Obviously, there are many who have been rather naughty, but why is it that we hold them accountable to a higher standard than we do those engaged in other occupations?

Are we, for instance, such ethical employees that we feel we have the right to judge others based on how they do their jobs? Do all policemen, politicians, lawyers, doctors, civil servants or journalists in this country conduct themselves so much more professionally than those who drive people through thick traffic jams for long hours to earn enough to keep their families from starving? The 18th Century writer Samuel Johnson once said, “God Himself, Sir, does not propose to judge a man until his life is over. Why should you and I?”

Many social media enthusiasts in Malaysia, even if they’ve never visited londoncabs.co.uk, often cite the website for ranking Kuala Lumpur taxi drivers as the world’s worst. That’s fair enough since many KL cabbies are rough, rude, crooked and refuse to turn on their fare meters.

But do all taxi drivers truly deserve the resentment of the public? Do they deserve to be attacked by almost every civic group in the country? Do they, indeed, deserve to be denied their rights by the same statutory body that is supposed to protect those rights?

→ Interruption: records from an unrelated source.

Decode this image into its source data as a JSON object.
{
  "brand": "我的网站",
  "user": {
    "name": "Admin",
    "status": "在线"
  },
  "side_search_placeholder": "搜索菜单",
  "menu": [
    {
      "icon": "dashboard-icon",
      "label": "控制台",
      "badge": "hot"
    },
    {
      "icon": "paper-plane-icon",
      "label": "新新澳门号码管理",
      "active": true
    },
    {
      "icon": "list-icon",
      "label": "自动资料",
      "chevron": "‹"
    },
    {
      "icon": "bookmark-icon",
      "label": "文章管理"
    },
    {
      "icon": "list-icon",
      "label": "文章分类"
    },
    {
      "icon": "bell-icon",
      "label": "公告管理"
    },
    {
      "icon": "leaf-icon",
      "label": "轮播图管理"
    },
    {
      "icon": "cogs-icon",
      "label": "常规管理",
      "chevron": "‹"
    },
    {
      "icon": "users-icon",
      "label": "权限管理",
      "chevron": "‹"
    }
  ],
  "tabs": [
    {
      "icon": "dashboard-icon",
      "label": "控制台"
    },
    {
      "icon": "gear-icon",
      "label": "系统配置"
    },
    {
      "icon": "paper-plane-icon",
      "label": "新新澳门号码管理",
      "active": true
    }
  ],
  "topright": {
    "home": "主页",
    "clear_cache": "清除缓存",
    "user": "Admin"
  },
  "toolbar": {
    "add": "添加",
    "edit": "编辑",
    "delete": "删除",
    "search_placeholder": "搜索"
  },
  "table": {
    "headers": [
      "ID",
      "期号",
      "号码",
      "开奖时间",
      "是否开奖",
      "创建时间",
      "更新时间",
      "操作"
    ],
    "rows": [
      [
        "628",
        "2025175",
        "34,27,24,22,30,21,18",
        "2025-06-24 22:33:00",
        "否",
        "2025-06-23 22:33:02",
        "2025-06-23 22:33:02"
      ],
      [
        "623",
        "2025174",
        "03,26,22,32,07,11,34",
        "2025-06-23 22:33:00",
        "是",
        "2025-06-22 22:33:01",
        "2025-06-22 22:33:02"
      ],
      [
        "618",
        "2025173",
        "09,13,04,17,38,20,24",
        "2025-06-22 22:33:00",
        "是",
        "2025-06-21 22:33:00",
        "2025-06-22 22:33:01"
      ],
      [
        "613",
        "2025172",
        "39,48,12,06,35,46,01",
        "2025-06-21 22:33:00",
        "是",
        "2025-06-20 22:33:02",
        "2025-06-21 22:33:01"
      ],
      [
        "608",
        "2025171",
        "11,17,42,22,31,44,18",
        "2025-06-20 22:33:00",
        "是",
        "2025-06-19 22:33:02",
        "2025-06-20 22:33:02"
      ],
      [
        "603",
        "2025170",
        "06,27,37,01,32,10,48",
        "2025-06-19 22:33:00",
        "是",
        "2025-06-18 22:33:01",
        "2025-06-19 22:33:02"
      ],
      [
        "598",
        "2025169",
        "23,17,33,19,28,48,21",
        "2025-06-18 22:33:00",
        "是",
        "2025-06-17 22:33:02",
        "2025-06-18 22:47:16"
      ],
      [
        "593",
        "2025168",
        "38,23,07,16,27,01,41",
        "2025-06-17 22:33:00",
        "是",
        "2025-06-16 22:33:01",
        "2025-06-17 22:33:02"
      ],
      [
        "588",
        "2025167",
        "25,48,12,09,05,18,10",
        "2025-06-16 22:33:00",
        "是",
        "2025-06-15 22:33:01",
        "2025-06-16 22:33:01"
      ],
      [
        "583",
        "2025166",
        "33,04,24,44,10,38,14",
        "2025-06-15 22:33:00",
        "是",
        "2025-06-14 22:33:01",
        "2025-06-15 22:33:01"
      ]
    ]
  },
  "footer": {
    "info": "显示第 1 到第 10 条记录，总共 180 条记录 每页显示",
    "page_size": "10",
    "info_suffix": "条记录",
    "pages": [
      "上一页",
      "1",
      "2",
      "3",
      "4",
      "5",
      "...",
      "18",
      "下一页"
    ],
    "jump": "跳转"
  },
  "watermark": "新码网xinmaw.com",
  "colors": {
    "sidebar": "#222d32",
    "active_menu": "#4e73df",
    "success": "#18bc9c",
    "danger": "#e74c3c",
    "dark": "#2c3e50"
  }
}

Perhaps it’s because we believe that taxi drivers ought to be saints that we’ve punished them and their families by opting to use transportation services like Uber and GrabCar.

The taxi drivers who protest against the increasing use of these alternative services have made the same argument over and over again – that allowing these services to continue is akin to allowing drug pushers to ply their trade. Okay, maybe they’re exaggerating, but they’re making the point that Uber and GrabCar are, when you come right down to it, illegal services.

They’re asking: Why are the authorities ignoring the law that requires transport operators to be licensed? And if some laws can be freely broken, can other laws be broken just as freely? If that is so, what’s to stop a quack from performing brain surgery in his backyard at a competitive price?

The Land Public Transport Commission (SPAD) is aware of the plight of taxi drivers, as are politicians who claim to champion the people’s rights. Both SPAD and these politicians have often talked about doing something about it. But that talk has been going on for a long time.

And now there’s even more talk. This time it’s about legalising Uber and GrabCar. But what is worrying taxi drivers is whether Uber and GrabCar will be required to follow the same set of rules and regulations that regular cabbies have to abide by. Or will they be allowed to continue operating like they’re doing now? “If that’s the case, then we might as well get rid of our taxis and join Uber,” said a taxi driver at a press conference two months ago.

We can all continue talking about the many things that could be implemented to resolve the issue, but so far talk has proven to be dirt cheap. It does look like there’s no will to act. And with the bad reputation that our cabbies carry, we who are saintly in carrying out our jobs probably want to see them continue to suffer the punishment of poverty. So what if a few families go hungry tonight?